Yeah for some reason I couldnt access the site for a few days......as for your question the pattern change is happening and there is going to be a lot more chances of snow for us....models do not do well with pattern changes so until the pattern change has leveled out some the models will continue to be wishy washy and very changeable. Starting around the 18/19th we should see a storm every 4-5 days as the southern branch of the jet stream looks to be very active, then its a matter of getting the cold air in place and timed in with the wet....that is always the tricky part around here.
 

downeastnc

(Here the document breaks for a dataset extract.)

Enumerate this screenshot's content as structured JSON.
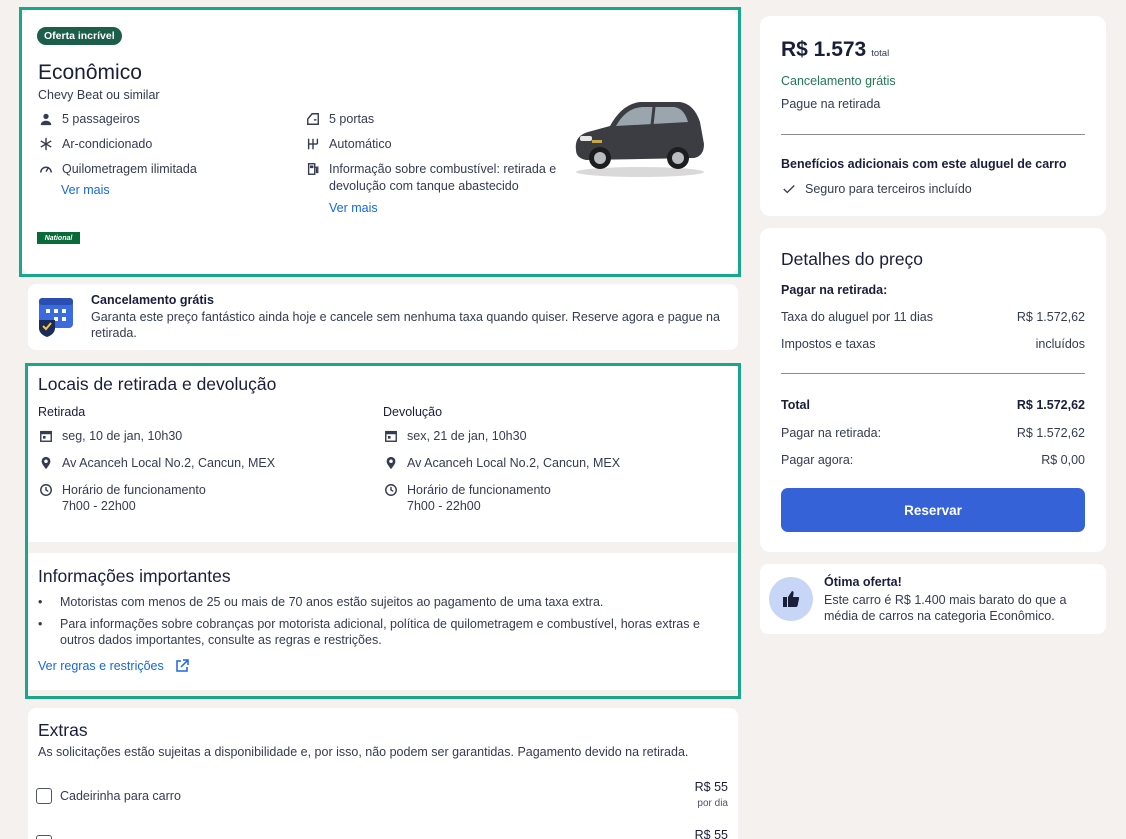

Old Mossy Horns
Could be another light snow shower event this weekend on Saturday, mostly central and western NC. Then the pattern relaxes a bit and we could see a warmup around the 20th so you golfers might get a few good days with highs in the 60's to maybe even 70......that will be followed by a more significant period of cold stormy weather to end the month....the models do seem to not show a lot of what is known as cross polar connecting though....this is what allows the real deep bitter cold over Siberia to make its way over to this side of the world.....if that does not happen then while we will stay cold we would not see any of the really insane cold ( still will be below normal just no multiple day period below freezing pipe busting cold ) anytime this month....
 

sky hawk

Old Mossy Horns
Contributor
Just had a 30-minute snow shower here. It didn’t last long, but it was pretty. Flakes coming fast for awhile. Cool unexpected surprise after breakfast.
 
Last edited:

downeastnc

Old Mossy Horns
Geez Oldest School special in the fantasy range on the GFS.......this storm or a variation of it has been popping on and off the models for week or so....seems likely we see something like this happen towards the end of the month....though probably not with such ridiculous totals.....we call these clown maps but they are fun to look at....

big dog.png
 

oldest school

Old Mossy Horns
Well the models are all over the place. Run to run continuity is garbage right now. For example yesterday the 12z gfs was bringing us snow and today it has that storm hitting IA, MN, WI so go figure.
lets go with your bro on this one. Clown Clown Clown. :)
That deal would be a drama past a hurricane.
 
Top